Material for the task:
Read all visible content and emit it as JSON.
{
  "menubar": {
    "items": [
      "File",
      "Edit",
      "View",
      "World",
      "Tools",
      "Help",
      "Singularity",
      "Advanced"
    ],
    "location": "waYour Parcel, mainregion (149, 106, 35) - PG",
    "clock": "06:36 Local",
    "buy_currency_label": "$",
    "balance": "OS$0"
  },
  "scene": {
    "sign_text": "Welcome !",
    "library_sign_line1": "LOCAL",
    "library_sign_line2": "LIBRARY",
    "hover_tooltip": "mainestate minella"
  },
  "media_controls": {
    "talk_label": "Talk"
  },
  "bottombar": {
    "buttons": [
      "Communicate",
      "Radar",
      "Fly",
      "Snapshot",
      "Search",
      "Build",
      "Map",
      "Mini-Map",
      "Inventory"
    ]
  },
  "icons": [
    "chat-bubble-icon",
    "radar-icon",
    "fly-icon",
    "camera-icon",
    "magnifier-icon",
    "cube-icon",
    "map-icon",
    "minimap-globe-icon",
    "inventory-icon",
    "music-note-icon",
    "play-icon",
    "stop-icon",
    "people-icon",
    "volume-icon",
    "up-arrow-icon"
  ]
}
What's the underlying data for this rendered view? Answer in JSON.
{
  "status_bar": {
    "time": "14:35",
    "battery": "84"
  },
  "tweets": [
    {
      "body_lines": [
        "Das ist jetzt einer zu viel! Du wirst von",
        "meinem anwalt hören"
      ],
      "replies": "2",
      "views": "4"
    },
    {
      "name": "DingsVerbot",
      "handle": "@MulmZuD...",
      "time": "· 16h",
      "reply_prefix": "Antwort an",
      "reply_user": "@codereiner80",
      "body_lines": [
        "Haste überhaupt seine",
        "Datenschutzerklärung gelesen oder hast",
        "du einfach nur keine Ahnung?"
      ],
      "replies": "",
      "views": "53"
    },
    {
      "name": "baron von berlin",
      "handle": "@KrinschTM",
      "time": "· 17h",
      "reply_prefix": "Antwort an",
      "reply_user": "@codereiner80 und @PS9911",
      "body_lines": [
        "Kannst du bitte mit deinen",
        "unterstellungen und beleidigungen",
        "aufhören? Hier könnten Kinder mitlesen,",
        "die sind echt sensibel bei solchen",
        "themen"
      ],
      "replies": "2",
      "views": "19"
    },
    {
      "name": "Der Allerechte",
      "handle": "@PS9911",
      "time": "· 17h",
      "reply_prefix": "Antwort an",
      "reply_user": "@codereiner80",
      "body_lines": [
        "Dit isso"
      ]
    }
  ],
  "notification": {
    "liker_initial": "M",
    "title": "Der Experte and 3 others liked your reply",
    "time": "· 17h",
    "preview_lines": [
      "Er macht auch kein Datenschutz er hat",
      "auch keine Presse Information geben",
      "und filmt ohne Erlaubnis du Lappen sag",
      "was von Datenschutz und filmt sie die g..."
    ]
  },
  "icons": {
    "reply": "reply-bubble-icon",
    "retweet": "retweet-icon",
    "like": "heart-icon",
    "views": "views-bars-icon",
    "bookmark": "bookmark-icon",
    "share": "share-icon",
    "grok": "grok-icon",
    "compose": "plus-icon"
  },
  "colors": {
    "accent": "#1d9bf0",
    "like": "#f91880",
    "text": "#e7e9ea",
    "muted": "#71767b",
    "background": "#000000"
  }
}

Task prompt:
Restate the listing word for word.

Output for this exercise:
Read all visible content and emit it as JSON.
{
  "menubar": {
    "items": [
      "File",
      "Edit",
      "View",
      "World",
      "Tools",
      "Help",
      "Singularity",
      "Advanced"
    ],
    "location": "waYour Parcel, mainregion (149, 106, 35) - PG",
    "clock": "06:36 Local",
    "buy_currency_label": "$",
    "balance": "OS$0"
  },
  "scene": {
    "sign_text": "Welcome !",
    "library_sign_line1": "LOCAL",
    "library_sign_line2": "LIBRARY",
    "hover_tooltip": "mainestate minella"
  },
  "media_controls": {
    "talk_label": "Talk"
  },
  "bottombar": {
    "buttons": [
      "Communicate",
      "Radar",
      "Fly",
      "Snapshot",
      "Search",
      "Build",
      "Map",
      "Mini-Map",
      "Inventory"
    ]
  },
  "icons": [
    "chat-bubble-icon",
    "radar-icon",
    "fly-icon",
    "camera-icon",
    "magnifier-icon",
    "cube-icon",
    "map-icon",
    "minimap-globe-icon",
    "inventory-icon",
    "music-note-icon",
    "play-icon",
    "stop-icon",
    "people-icon",
    "volume-icon",
    "up-arrow-icon"
  ]
}
What's the underlying data for this rendered view? Answer in JSON.
{
  "status_bar": {
    "time": "14:35",
    "battery": "84"
  },
  "tweets": [
    {
      "body_lines": [
        "Das ist jetzt einer zu viel! Du wirst von",
        "meinem anwalt hören"
      ],
      "replies": "2",
      "views": "4"
    },
    {
      "name": "DingsVerbot",
      "handle": "@MulmZuD...",
      "time": "· 16h",
      "reply_prefix": "Antwort an",
      "reply_user": "@codereiner80",
      "body_lines": [
        "Haste überhaupt seine",
        "Datenschutzerklärung gelesen oder hast",
        "du einfach nur keine Ahnung?"
      ],
      "replies": "",
      "views": "53"
    },
    {
      "name": "baron von berlin",
      "handle": "@KrinschTM",
      "time": "· 17h",
      "reply_prefix": "Antwort an",
      "reply_user": "@codereiner80 und @PS9911",
      "body_lines": [
        "Kannst du bitte mit deinen",
        "unterstellungen und beleidigungen",
        "aufhören? Hier könnten Kinder mitlesen,",
        "die sind echt sensibel bei solchen",
        "themen"
      ],
      "replies": "2",
      "views": "19"
    },
    {
      "name": "Der Allerechte",
      "handle": "@PS9911",
      "time": "· 17h",
      "reply_prefix": "Antwort an",
      "reply_user": "@codereiner80",
      "body_lines": [
        "Dit isso"
      ]
    }
  ],
  "notification": {
    "liker_initial": "M",
    "title": "Der Experte and 3 others liked your reply",
    "time": "· 17h",
    "preview_lines": [
      "Er macht auch kein Datenschutz er hat",
      "auch keine Presse Information geben",
      "und filmt ohne Erlaubnis du Lappen sag",
      "was von Datenschutz und filmt sie die g..."
    ]
  },
  "icons": {
    "reply": "reply-bubble-icon",
    "retweet": "retweet-icon",
    "like": "heart-icon",
    "views": "views-bars-icon",
    "bookmark": "bookmark-icon",
    "share": "share-icon",
    "grok": "grok-icon",
    "compose": "plus-icon"
  },
  "colors": {
    "accent": "#1d9bf0",
    "like": "#f91880",
    "text": "#e7e9ea",
    "muted": "#71767b",
    "background": "#000000"
  }
}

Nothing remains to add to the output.